    I cannot begin to explain how…emotional!…finding your website has made me. I am so inspired by you and in awe of how alike yet totally different our lives are! My face is still wet from this insert of yours. I have been dealing with a very similar, confusing love…well, as far as how it started. The way you ended this insert and how you finally began to see the situation from a totally different view and understand it is amazing. You are a very strong minded woman and that is so admirable these days because it can be so easy to lose that with situations like this one happening all over the world, every day. I know you may feel as though you did lose sight of that at some points but to be able to see a bigger picture as you are now is all that matters! You are amazing and I am so ecstatic that I found this page. I can’t wait to read more of your experiences! I would love to converse with you! Thank you for putting your experiences out there! This has been truly eye opening for me.

  39. I found your blog today. I think it will guide me while I am here in PV. Initially it was to learn about earning money online, but all of your blogs are fantastic. And this one, well the end, I was smiling from within. Such a beautiful message to send to anyone, not only those in PV.
    Perhaps I will run into you in my travels and you can share some more of your wisdom!
    PEACE AND LOVE

  40. Hey, I have been sitting outside reading your posts for the past 3 hours. I just want to say that this particular post has moved me in so many ways. It is truly astounding the amount of love and compassion relationships can bring out in us. I had a girl, and I made some mistakes with her and we are no longer together, but I feel about her the way you felt about this man. And I no no matter what, I will feel an immense love for her for the rest of my life – and that’s okay. Love doesn’t have to be reciprocated – we will still have it just the same, and it is a beautiful, real thing that humans have.

    • Camille Willemain Says: March 14, 2016 at 11:46 am

      Aw thank you for this comment. You know, there’s this song I fell in love with recently and it goes, “Oh love, tearing me apart from the inside out so I can see myself from the inside.” Check it out:

  41. Camille,

    I am an avid reader of your blog and attending your retreat this fall. I cant wait!! I have read some of your posts about “him” and in some ways I am reminded of my experience. Thought you might appreciate my story :)

    much love,

    Baroness

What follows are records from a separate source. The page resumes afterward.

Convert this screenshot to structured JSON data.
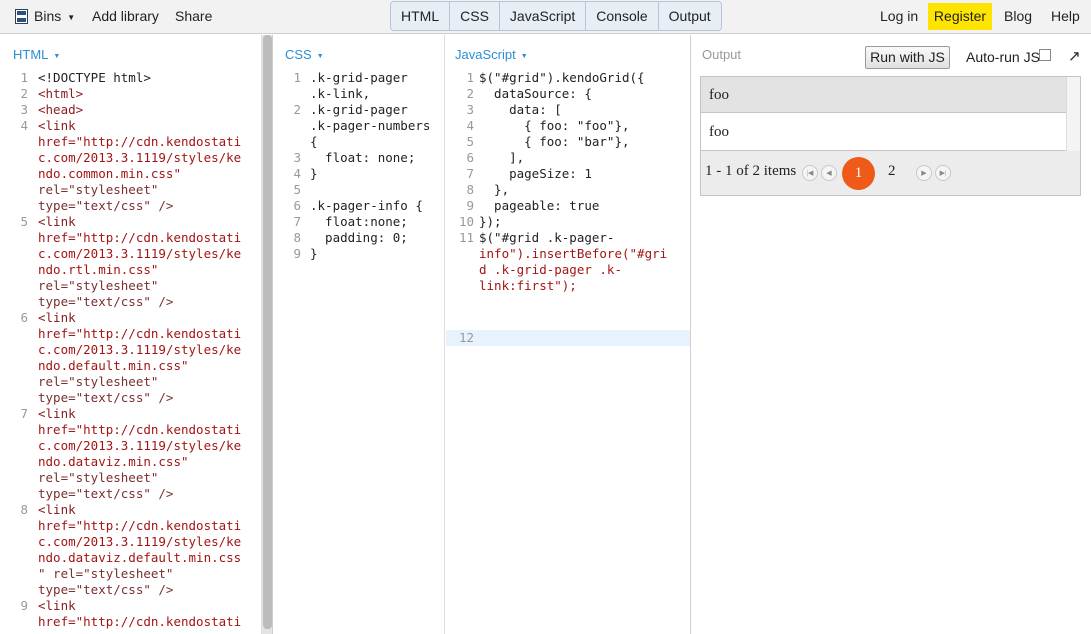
{
  "topbar": {
    "bins_label": "Bins",
    "add_library_label": "Add library",
    "share_label": "Share",
    "tabs": [
      "HTML",
      "CSS",
      "JavaScript",
      "Console",
      "Output"
    ],
    "login_label": "Log in",
    "register_label": "Register",
    "blog_label": "Blog",
    "help_label": "Help"
  },
  "panels": {
    "html_title": "HTML",
    "css_title": "CSS",
    "js_title": "JavaScript",
    "output_title": "Output"
  },
  "html_editor": {
    "line_numbers": [
      "1",
      "2",
      "3",
      "4",
      "5",
      "6",
      "7",
      "8",
      "9"
    ],
    "lines": [
      "<!DOCTYPE html>",
      "<html>",
      "<head>",
      "<link",
      "href=\"http://cdn.kendostati",
      "c.com/2013.3.1119/styles/ke",
      "ndo.common.min.css\"",
      "rel=\"stylesheet\"",
      "type=\"text/css\" />",
      "<link",
      "href=\"http://cdn.kendostati",
      "c.com/2013.3.1119/styles/ke",
      "ndo.rtl.min.css\"",
      "rel=\"stylesheet\"",
      "type=\"text/css\" />",
      "<link",
      "href=\"http://cdn.kendostati",
      "c.com/2013.3.1119/styles/ke",
      "ndo.default.min.css\"",
      "rel=\"stylesheet\"",
      "type=\"text/css\" />",
      "<link",
      "href=\"http://cdn.kendostati",
      "c.com/2013.3.1119/styles/ke",
      "ndo.dataviz.min.css\"",
      "rel=\"stylesheet\"",
      "type=\"text/css\" />",
      "<link",
      "href=\"http://cdn.kendostati",
      "c.com/2013.3.1119/styles/ke",
      "ndo.dataviz.default.min.css",
      "\" rel=\"stylesheet\"",
      "type=\"text/css\" />",
      "<link",
      "href=\"http://cdn.kendostati"
    ]
  },
  "css_editor": {
    "line_numbers": [
      "1",
      "2",
      "3",
      "4",
      "5",
      "6",
      "7",
      "8",
      "9"
    ],
    "lines": [
      ".k-grid-pager",
      ".k-link,",
      ".k-grid-pager",
      ".k-pager-numbers",
      "{",
      "  float: none;",
      "}",
      "",
      ".k-pager-info {",
      "  float:none;",
      "  padding: 0;",
      "}"
    ]
  },
  "js_editor": {
    "line_numbers": [
      "1",
      "2",
      "3",
      "4",
      "5",
      "6",
      "7",
      "8",
      "9",
      "10",
      "11",
      "12"
    ],
    "lines": [
      "$(\"#grid\").kendoGrid({",
      "  dataSource: {",
      "    data: [",
      "      { foo: \"foo\"},",
      "      { foo: \"bar\"},",
      "    ],",
      "    pageSize: 1",
      "  },",
      "  pageable: true",
      "});",
      "$(\"#grid .k-pager-",
      "info\").insertBefore(\"#gri",
      "d .k-grid-pager .k-",
      "link:first\");",
      ""
    ]
  },
  "output": {
    "run_label": "Run with JS",
    "autorun_label": "Auto-run JS",
    "autorun_checked": false,
    "expand_icon": "↗",
    "grid": {
      "header": "foo",
      "rows": [
        "foo"
      ],
      "pager_info": "1 - 1 of 2 items",
      "current_page": "1",
      "other_page": "2",
      "current_color": "#ef5a18"
    }
  },
  "colors": {
    "accent_blue": "#2b8fd6",
    "register_yellow": "#ffe400"
  }
}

    https://baronessbogie.wordpress.com/2016/03/18/you-cant-make-this-shit-up-a-true-story-about-being-ghosted-by-an-irishman/

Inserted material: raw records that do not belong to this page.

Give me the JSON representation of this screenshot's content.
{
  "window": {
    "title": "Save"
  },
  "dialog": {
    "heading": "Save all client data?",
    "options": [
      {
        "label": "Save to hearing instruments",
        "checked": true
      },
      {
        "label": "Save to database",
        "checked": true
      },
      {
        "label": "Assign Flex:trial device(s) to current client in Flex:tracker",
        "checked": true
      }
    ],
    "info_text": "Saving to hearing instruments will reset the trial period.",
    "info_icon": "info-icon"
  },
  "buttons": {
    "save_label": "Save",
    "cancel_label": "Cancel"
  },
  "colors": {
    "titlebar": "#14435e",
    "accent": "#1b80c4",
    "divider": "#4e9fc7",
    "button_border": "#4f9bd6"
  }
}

    • Camille Willemain Says: March 20, 2016 at 7:07 pm

      Hey sweetie, I’m so excited to meet you on retreat!! I’m so sorry you had a challenging experience, I know how much it can hurt, but I am glad to hear that you are seeing it as an opportunity, as all experiences in life are. Opportunities to cultivate deeper compassion and grow even more fully into our true selves. Sending you love <3

  42. […] you’ve been reading for a while, you know the disappointment that would soon ensue. The incredible pain that replaced the ecstatic bliss when he smacked my […]

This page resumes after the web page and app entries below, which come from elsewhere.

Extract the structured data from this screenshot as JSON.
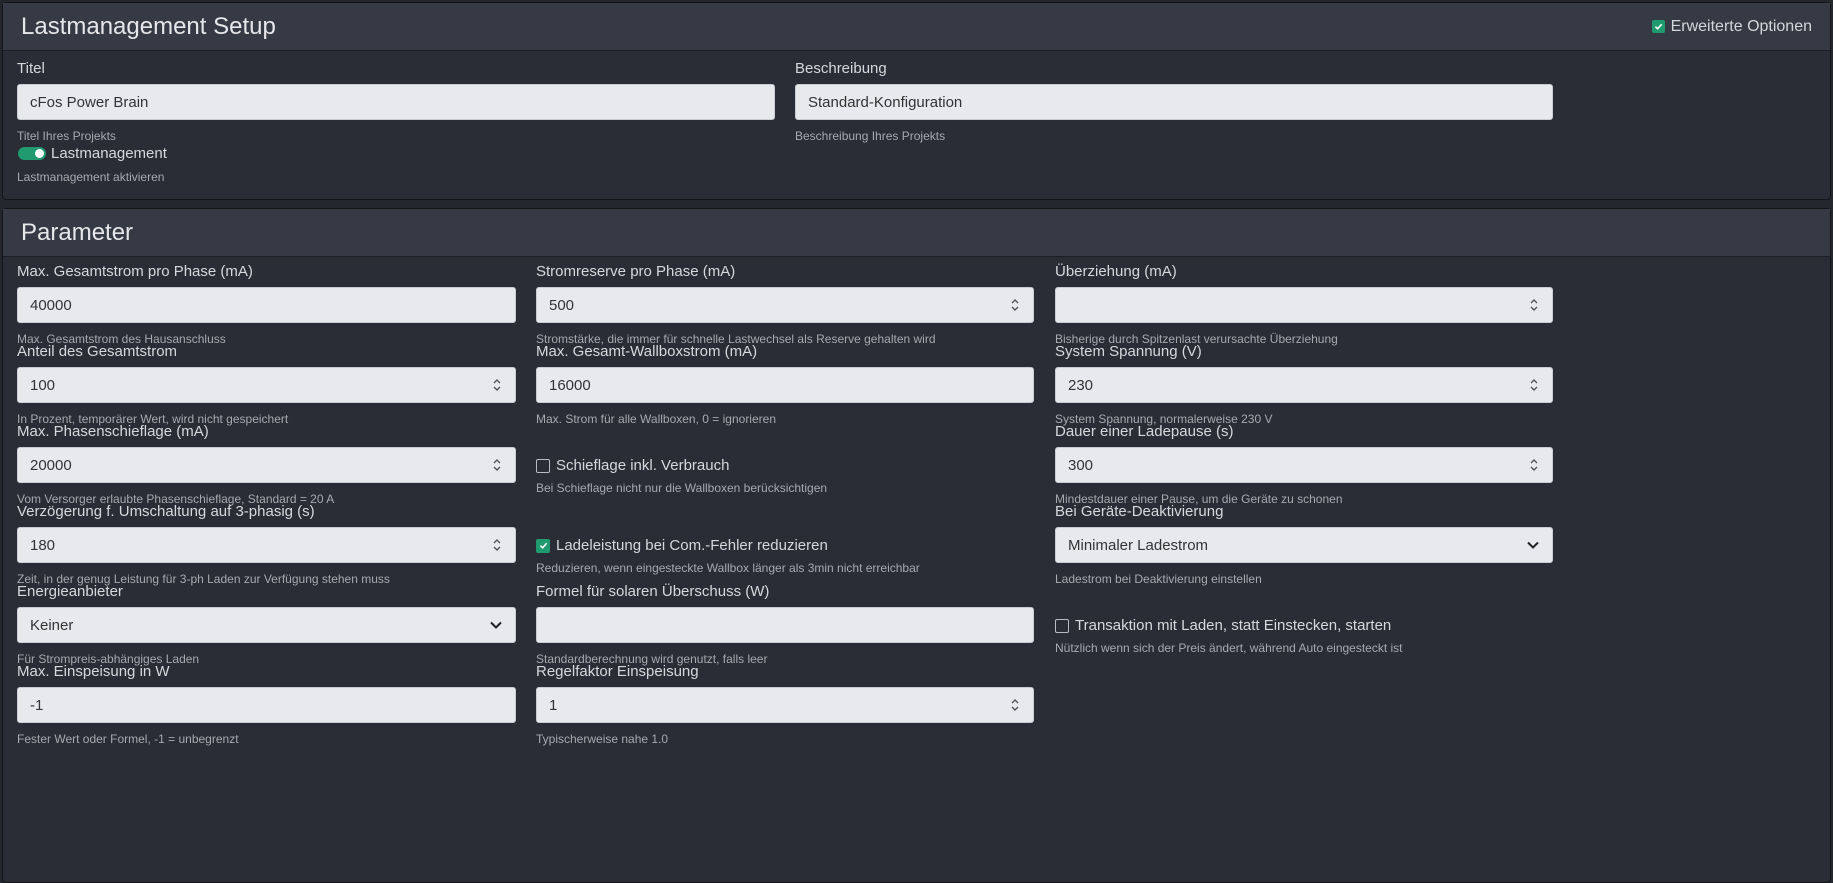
{
  "setup": {
    "title": "Lastmanagement Setup",
    "advanced_label": "Erweiterte Optionen",
    "advanced_checked": true,
    "titel": {
      "label": "Titel",
      "value": "cFos Power Brain",
      "help": "Titel Ihres Projekts"
    },
    "beschreibung": {
      "label": "Beschreibung",
      "value": "Standard-Konfiguration",
      "help": "Beschreibung Ihres Projekts"
    },
    "lastmanagement": {
      "label": "Lastmanagement",
      "help": "Lastmanagement aktivieren",
      "enabled": true
    }
  },
  "params": {
    "title": "Parameter",
    "max_gesamtstrom": {
      "label": "Max. Gesamtstrom pro Phase (mA)",
      "value": "40000",
      "help": "Max. Gesamtstrom des Hausanschluss"
    },
    "stromreserve": {
      "label": "Stromreserve pro Phase (mA)",
      "value": "500",
      "help": "Stromstärke, die immer für schnelle Lastwechsel als Reserve gehalten wird"
    },
    "ueberziehung": {
      "label": "Überziehung (mA)",
      "value": "",
      "help": "Bisherige durch Spitzenlast verursachte Überziehung"
    },
    "anteil": {
      "label": "Anteil des Gesamtstrom",
      "value": "100",
      "help": "In Prozent, temporärer Wert, wird nicht gespeichert"
    },
    "max_wallbox": {
      "label": "Max. Gesamt-Wallboxstrom (mA)",
      "value": "16000",
      "help": "Max. Strom für alle Wallboxen, 0 = ignorieren"
    },
    "spannung": {
      "label": "System Spannung (V)",
      "value": "230",
      "help": "System Spannung, normalerweise 230 V"
    },
    "schieflage": {
      "label": "Max. Phasenschieflage (mA)",
      "value": "20000",
      "help": "Vom Versorger erlaubte Phasenschieflage, Standard = 20 A"
    },
    "schieflage_verbrauch": {
      "label": "Schieflage inkl. Verbrauch",
      "checked": false,
      "help": "Bei Schieflage nicht nur die Wallboxen berücksichtigen"
    },
    "ladepause": {
      "label": "Dauer einer Ladepause (s)",
      "value": "300",
      "help": "Mindestdauer einer Pause, um die Geräte zu schonen"
    },
    "verzoegerung": {
      "label": "Verzögerung f. Umschaltung auf 3-phasig (s)",
      "value": "180",
      "help": "Zeit, in der genug Leistung für 3-ph Laden zur Verfügung stehen muss"
    },
    "com_fehler": {
      "label": "Ladeleistung bei Com.-Fehler reduzieren",
      "checked": true,
      "help": "Reduzieren, wenn eingesteckte Wallbox länger als 3min nicht erreichbar"
    },
    "deaktivierung": {
      "label": "Bei Geräte-Deaktivierung",
      "value": "Minimaler Ladestrom",
      "help": "Ladestrom bei Deaktivierung einstellen"
    },
    "energieanbieter": {
      "label": "Energieanbieter",
      "value": "Keiner",
      "help": "Für Strompreis-abhängiges Laden"
    },
    "formel": {
      "label": "Formel für solaren Überschuss (W)",
      "value": "",
      "help": "Standardberechnung wird genutzt, falls leer"
    },
    "transaktion": {
      "label": "Transaktion mit Laden, statt Einstecken, starten",
      "checked": false,
      "help": "Nützlich wenn sich der Preis ändert, während Auto eingesteckt ist"
    },
    "einspeisung": {
      "label": "Max. Einspeisung in W",
      "value": "-1",
      "help": "Fester Wert oder Formel, -1 = unbegrenzt"
    },
    "regelfaktor": {
      "label": "Regelfaktor Einspeisung",
      "value": "1",
      "help": "Typischerweise nahe 1.0"
    }
  }
}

  43. I got back from puerto viejo , and cuhuita last month . Reading your blog, so wonderfully written, I just had to go. I even have a picture of the same blue fishing boat as you do in this post. It takes me back. I regret not connecting enough to it all. I was too focused on how much money i was spending and trying to take too many photos. however, the beauty of these towns are amazing. Who knew something could be so different just a five hour flight away from my home. It was refreshing to see people not focused on the materialistic items. I feel your pain when I read about your heartbreaks and ex’s . I want the same type of love. But its just so hard to find. Maybe working on yourself is the biggest struggle/roller coaster of all in life.

    • Camille Willemain Says: December 17, 2016 at 7:04 am

      Hi Gillian, I’m touched to hear that you too felt the magic of this place I love so dearly. And thank you so much for your kindness and understanding on my emotional journey. Yes, the inner work is the real work, and the greatest adventure is the one towards love. May we enjoy the ride!